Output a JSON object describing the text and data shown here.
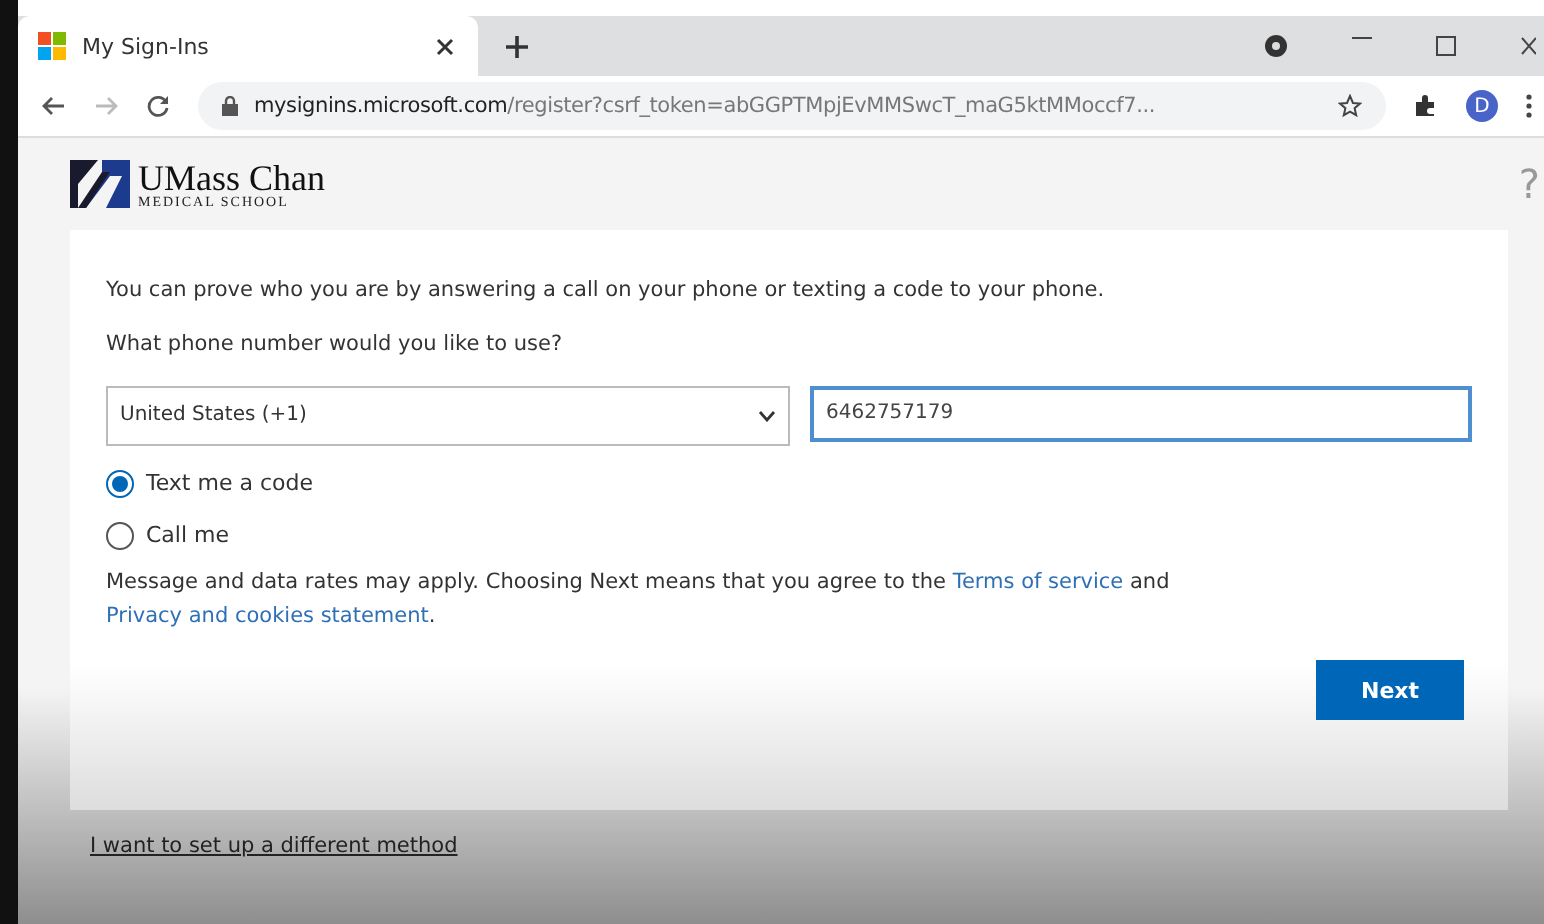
{
  "browser": {
    "tab_title": "My Sign-Ins",
    "url_domain": "mysignins.microsoft.com",
    "url_path": "/register?csrf_token=abGGPTMpjEvMMSwcT_maG5ktMMoccf7...",
    "profile_initial": "D"
  },
  "header": {
    "logo_name": "UMass Chan",
    "logo_sub": "MEDICAL SCHOOL",
    "help": "?"
  },
  "intro": "You can prove who you are by answering a call on your phone or texting a code to your phone.",
  "question": "What phone number would you like to use?",
  "country": {
    "value": "United States (+1)"
  },
  "phone": {
    "value": "6462757179"
  },
  "options": [
    {
      "label": "Text me a code",
      "selected": true
    },
    {
      "label": "Call me",
      "selected": false
    }
  ],
  "consent": [
    {
      "kind": "text",
      "text": "Message and data rates may apply. Choosing Next means that you agree to the "
    },
    {
      "kind": "link",
      "text": "Terms of service"
    },
    {
      "kind": "text",
      "text": " and "
    },
    {
      "kind": "link",
      "text": "Privacy and cookies statement"
    },
    {
      "kind": "text",
      "text": "."
    }
  ],
  "next_button": "Next",
  "other_method": "I want to set up a different method"
}
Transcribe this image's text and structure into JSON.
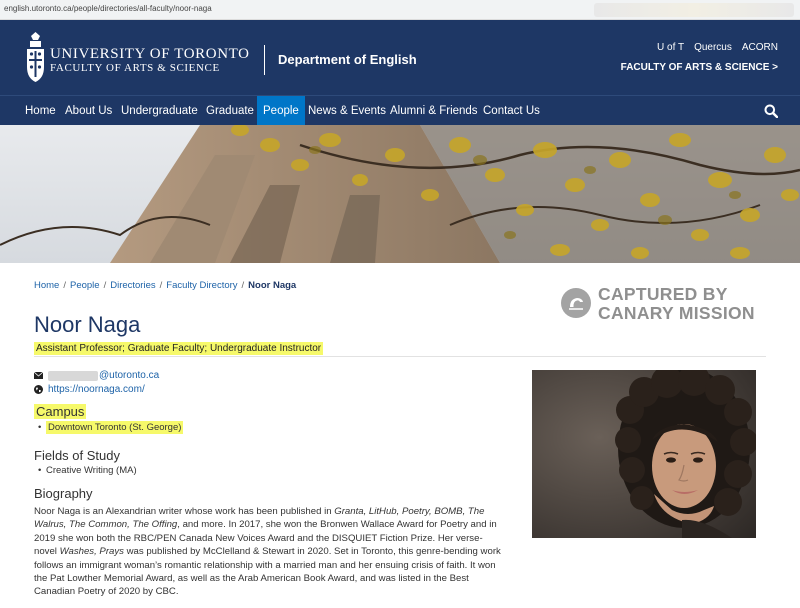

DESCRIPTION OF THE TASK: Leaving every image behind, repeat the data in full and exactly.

PROBLEM SOLUTION:
Output a JSON object describing the text and data shown here.
{
  "browser": {
    "tab_title": "My Sign-Ins",
    "url_domain": "mysignins.microsoft.com",
    "url_path": "/register?csrf_token=abGGPTMpjEvMMSwcT_maG5ktMMoccf7...",
    "profile_initial": "D"
  },
  "header": {
    "logo_name": "UMass Chan",
    "logo_sub": "MEDICAL SCHOOL",
    "help": "?"
  },
  "intro": "You can prove who you are by answering a call on your phone or texting a code to your phone.",
  "question": "What phone number would you like to use?",
  "country": {
    "value": "United States (+1)"
  },
  "phone": {
    "value": "6462757179"
  },
  "options": [
    {
      "label": "Text me a code",
      "selected": true
    },
    {
      "label": "Call me",
      "selected": false
    }
  ],
  "consent": [
    {
      "kind": "text",
      "text": "Message and data rates may apply. Choosing Next means that you agree to the "
    },
    {
      "kind": "link",
      "text": "Terms of service"
    },
    {
      "kind": "text",
      "text": " and "
    },
    {
      "kind": "link",
      "text": "Privacy and cookies statement"
    },
    {
      "kind": "text",
      "text": "."
    }
  ],
  "next_button": "Next",
  "other_method": "I want to set up a different method"
}
Transcribe this image's text and structure into JSON.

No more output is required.